On the nature of the in-ecliptic interplanetary magnetic field's two-humped distribution at 1AU

Research paper by Olga Khabarova, Vladimir Obridko

Indexed on: 23 Oct '11Published on: 23 Oct '11Published in: Physics - Space Physics

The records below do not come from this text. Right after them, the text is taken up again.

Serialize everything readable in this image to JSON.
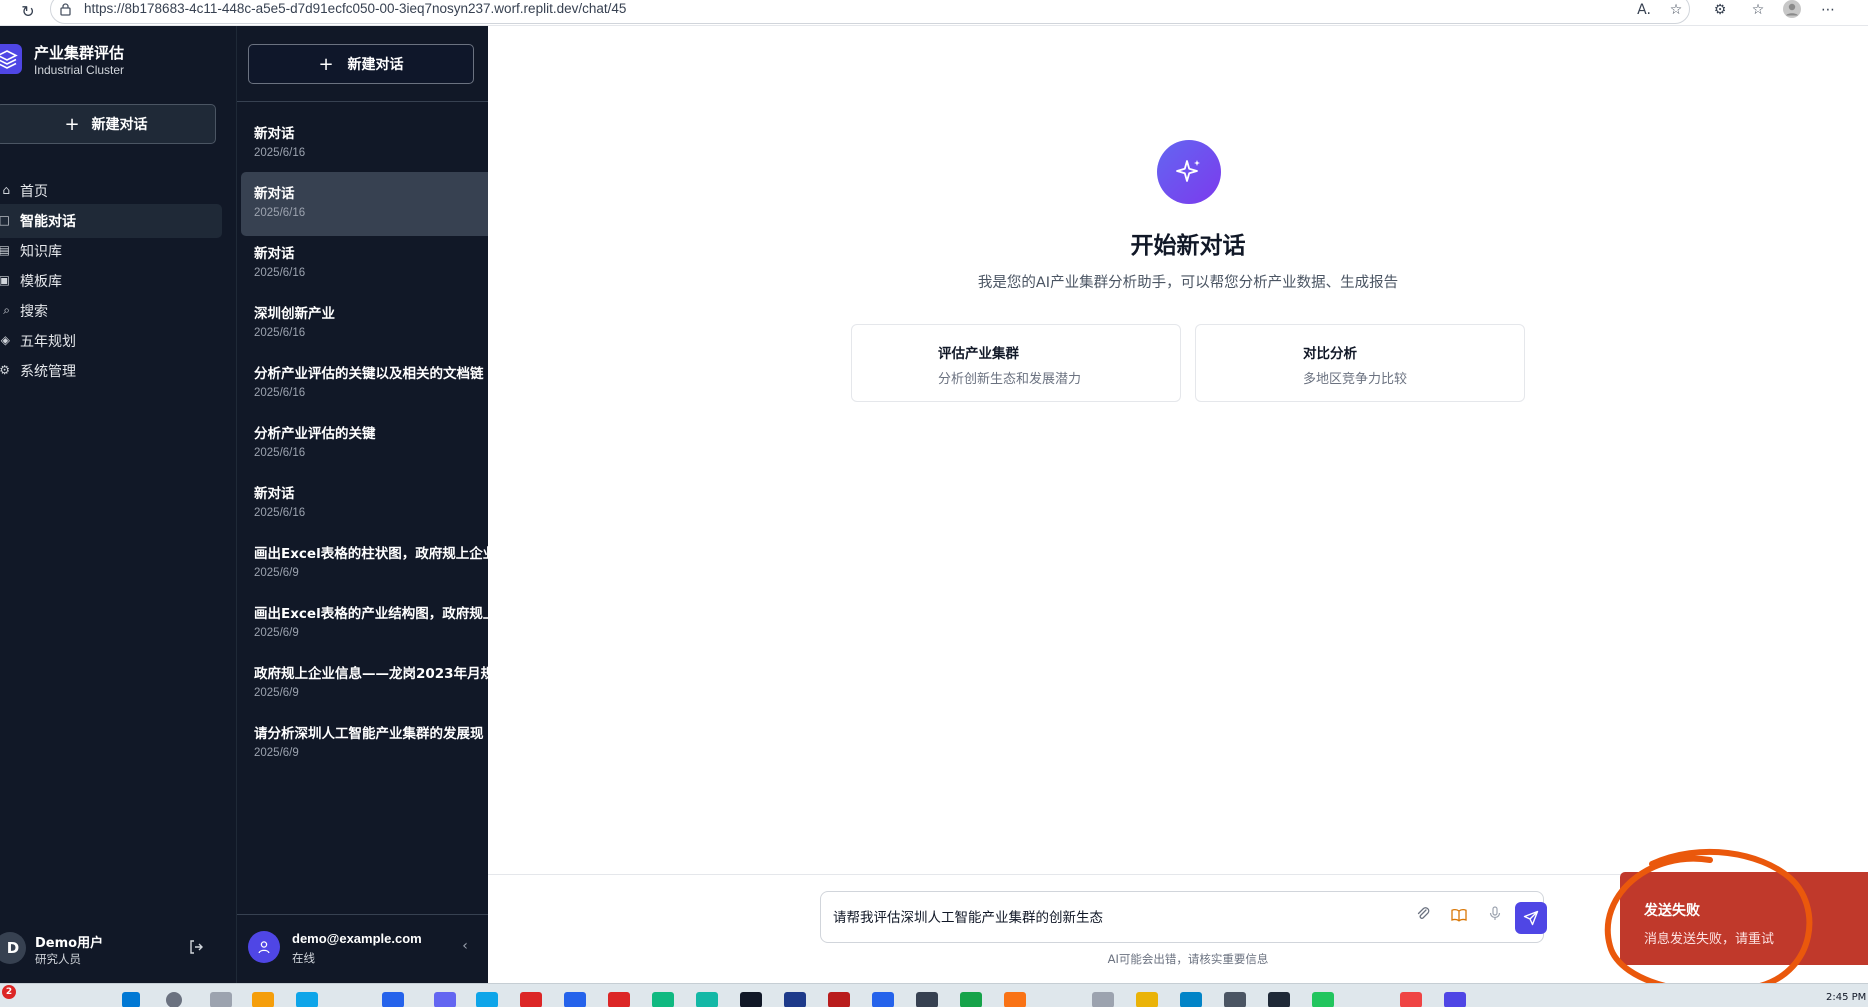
{
  "browser": {
    "url": "https://8b178683-4c11-448c-a5e5-d7d91ecfc050-00-3ieq7nosyn237.worf.replit.dev/chat/45",
    "icons": [
      "reload-icon",
      "lock-icon",
      "read-aloud-icon",
      "favorite-icon",
      "extensions-icon",
      "favorites-bar-icon",
      "profile-icon",
      "more-icon"
    ]
  },
  "sidebar": {
    "brand_title": "产业集群评估",
    "brand_subtitle": "Industrial Cluster",
    "new_chat_label": "新建对话",
    "nav": [
      {
        "label": "首页",
        "icon": "home-icon"
      },
      {
        "label": "智能对话",
        "icon": "chat-icon",
        "active": true
      },
      {
        "label": "知识库",
        "icon": "book-icon"
      },
      {
        "label": "模板库",
        "icon": "template-icon"
      },
      {
        "label": "搜索",
        "icon": "search-icon"
      },
      {
        "label": "五年规划",
        "icon": "plan-icon"
      },
      {
        "label": "系统管理",
        "icon": "gear-icon"
      }
    ],
    "user": {
      "avatar": "D",
      "name": "Demo用户",
      "role": "研究人员"
    }
  },
  "history": {
    "new_chat_label": "新建对话",
    "items": [
      {
        "title": "新对话",
        "date": "2025/6/16"
      },
      {
        "title": "新对话",
        "date": "2025/6/16",
        "active": true
      },
      {
        "title": "新对话",
        "date": "2025/6/16"
      },
      {
        "title": "深圳创新产业",
        "date": "2025/6/16"
      },
      {
        "title": "分析产业评估的关键以及相关的文档链",
        "date": "2025/6/16"
      },
      {
        "title": "分析产业评估的关键",
        "date": "2025/6/16"
      },
      {
        "title": "新对话",
        "date": "2025/6/16"
      },
      {
        "title": "画出Excel表格的柱状图，政府规上企业",
        "date": "2025/6/9"
      },
      {
        "title": "画出Excel表格的产业结构图，政府规上",
        "date": "2025/6/9"
      },
      {
        "title": "政府规上企业信息——龙岗2023年月规",
        "date": "2025/6/9"
      },
      {
        "title": "请分析深圳人工智能产业集群的发展现",
        "date": "2025/6/9"
      }
    ],
    "user": {
      "email": "demo@example.com",
      "status": "在线"
    }
  },
  "main": {
    "hero_title": "开始新对话",
    "hero_subtitle": "我是您的AI产业集群分析助手，可以帮您分析产业数据、生成报告",
    "cards": [
      {
        "title": "评估产业集群",
        "subtitle": "分析创新生态和发展潜力"
      },
      {
        "title": "对比分析",
        "subtitle": "多地区竞争力比较"
      }
    ],
    "input_value": "请帮我评估深圳人工智能产业集群的创新生态",
    "disclaimer": "AI可能会出错，请核实重要信息"
  },
  "toast": {
    "title": "发送失败",
    "message": "消息发送失败，请重试",
    "color": "#c0392b"
  },
  "taskbar": {
    "badge": "2",
    "time": "2:45 PM"
  },
  "colors": {
    "sidebar_bg": "#111827",
    "accent": "#4f46e5",
    "annotation": "#ea580c"
  }
}
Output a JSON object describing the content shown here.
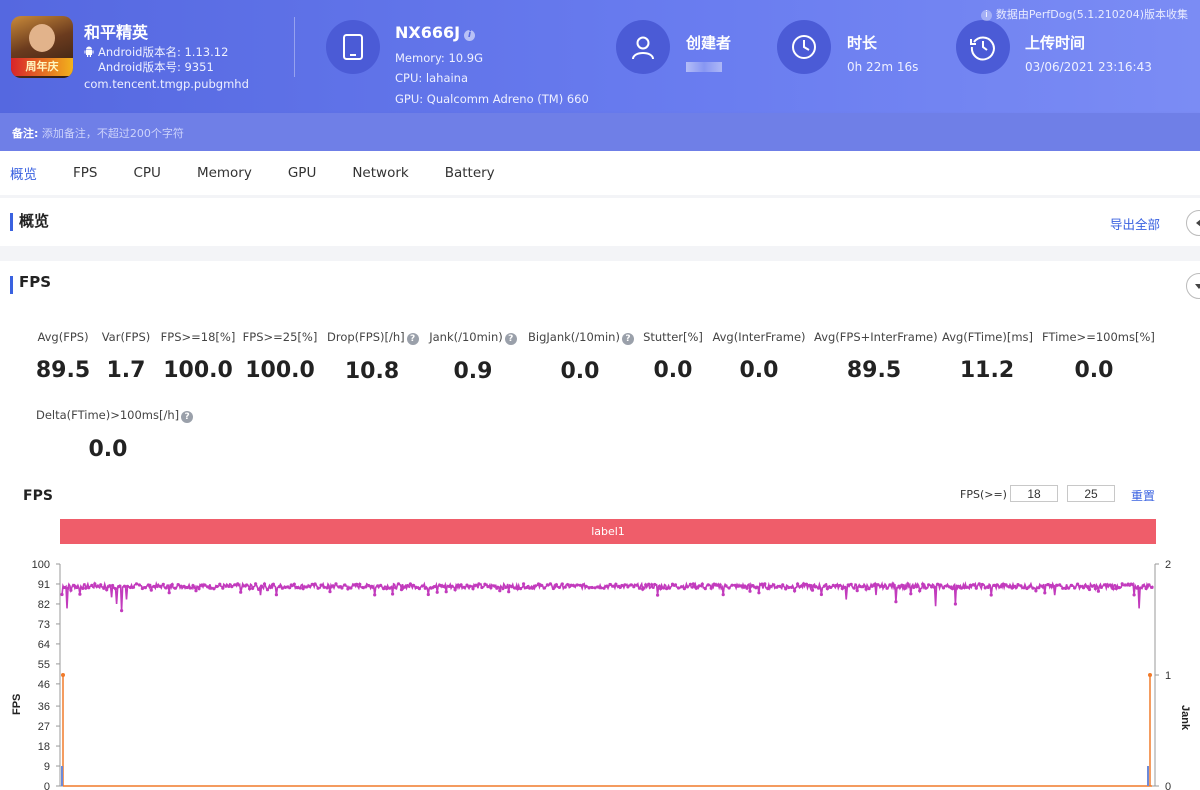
{
  "header": {
    "app_name": "和平精英",
    "app_icon_badge": "周年庆",
    "android_version_name": "Android版本名: 1.13.12",
    "android_version_code": "Android版本号: 9351",
    "package": "com.tencent.tmgp.pubgmhd",
    "device_name": "NX666J",
    "memory": "Memory: 10.9G",
    "cpu": "CPU: lahaina",
    "gpu": "GPU: Qualcomm Adreno (TM) 660",
    "creator_label": "创建者",
    "duration_label": "时长",
    "duration_value": "0h 22m 16s",
    "upload_label": "上传时间",
    "upload_value": "03/06/2021 23:16:43",
    "source_note": "数据由PerfDog(5.1.210204)版本收集"
  },
  "remark": {
    "label": "备注:",
    "placeholder": "添加备注，不超过200个字符"
  },
  "tabs": [
    "概览",
    "FPS",
    "CPU",
    "Memory",
    "GPU",
    "Network",
    "Battery"
  ],
  "overview": {
    "title": "概览",
    "export_label": "导出全部"
  },
  "fps_section": {
    "title": "FPS",
    "metrics": [
      {
        "label": "Avg(FPS)",
        "value": "89.5"
      },
      {
        "label": "Var(FPS)",
        "value": "1.7"
      },
      {
        "label": "FPS>=18[%]",
        "value": "100.0"
      },
      {
        "label": "FPS>=25[%]",
        "value": "100.0"
      },
      {
        "label": "Drop(FPS)[/h]",
        "value": "10.8"
      },
      {
        "label": "Jank(/10min)",
        "value": "0.9"
      },
      {
        "label": "BigJank(/10min)",
        "value": "0.0"
      },
      {
        "label": "Stutter[%]",
        "value": "0.0"
      },
      {
        "label": "Avg(InterFrame)",
        "value": "0.0"
      },
      {
        "label": "Avg(FPS+InterFrame)",
        "value": "89.5"
      },
      {
        "label": "Avg(FTime)[ms]",
        "value": "11.2"
      },
      {
        "label": "FTime>=100ms[%]",
        "value": "0.0"
      },
      {
        "label": "Delta(FTime)>100ms[/h]",
        "value": "0.0"
      }
    ],
    "chart_title": "FPS",
    "threshold_label": "FPS(>=)",
    "threshold_1": "18",
    "threshold_2": "25",
    "reset_label": "重置",
    "band_label": "label1"
  },
  "chart_data": {
    "type": "line",
    "title": "FPS",
    "ylabel": "FPS",
    "y2label": "Jank",
    "ylim": [
      0,
      100
    ],
    "y2lim": [
      0,
      2
    ],
    "yticks": [
      0,
      9,
      18,
      27,
      36,
      46,
      55,
      64,
      73,
      82,
      91,
      100
    ],
    "y2ticks": [
      0,
      1,
      2
    ],
    "series": [
      {
        "name": "FPS",
        "color": "#c23bbd",
        "baseline": 90,
        "dips": [
          [
            5,
            80
          ],
          [
            50,
            85
          ],
          [
            55,
            82
          ],
          [
            60,
            79
          ],
          [
            65,
            84
          ],
          [
            200,
            86
          ],
          [
            450,
            85
          ],
          [
            600,
            86
          ],
          [
            790,
            84
          ],
          [
            820,
            86
          ],
          [
            840,
            83
          ],
          [
            880,
            81
          ],
          [
            900,
            82
          ],
          [
            1000,
            86
          ],
          [
            1080,
            84
          ],
          [
            1085,
            80
          ]
        ]
      },
      {
        "name": "Jank",
        "color": "#f07a2a",
        "values_at_edges": [
          1,
          1
        ]
      }
    ],
    "colors": {
      "fps_line": "#c23bbd",
      "jank_line": "#f07a2a",
      "band": "#ef5d6a",
      "accent": "#3a62e0"
    }
  }
}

It was found out that the distribution's shape of the in-ecliptic (as well as radial) component of the interplanetary magnetic field (IMF) significantly changes with the heliocentric distance, which poorly corresponds to classical models of the solar wind and the interplanetary magnetic field (IMF) expansion. For example, distributions of the radial photospheric and the source surface's magnetic field in the ecliptic plane are Gaussian-like, the distribution of the radial IMF component at the Earth orbit demonstrates two-humped shape, and it becomes again Gaussian-like at 3-4 AU. These differences lead to lack of correspondence between simulations of the IMF behaviour at 1 AU and observations. Our results indicate that picture of the IMF expansion into space is more complicated than usually considered, and the sector structure is not the only source of the two-humped shape of the in-ecliptic or radial IMF component. We have analysed data from different spacecraft at the distances from 0.29 AU to 4 AU and found that the shape of the radial IMF component distribution strongly depends on a heliocentric distance and a heliolatitude. The "two-humped IMF" effect is most brightly expressed at low heliolatitudes at 0.7-2 AU, but it fully disappears at 3-4 AU. There is also dependence of the IMF distributions' view on a solar cycle due to active processes, such as solar flares and CMEs. We suppose that the in-ecliptic solar wind field at 1 AU is influenced by solar active regions in a high degree, and actually the distribution is the three-humped: two humps correspond to the IMF from the middle and high heliolatitudes and the third one is the theoretically expected distribution from the solar field nearby the heliomagnetic equator. Vanishing of the IMF zero-component with the distance from the Sun partially could be a result of a magnetic reconnection at the current sheets in the solar wind.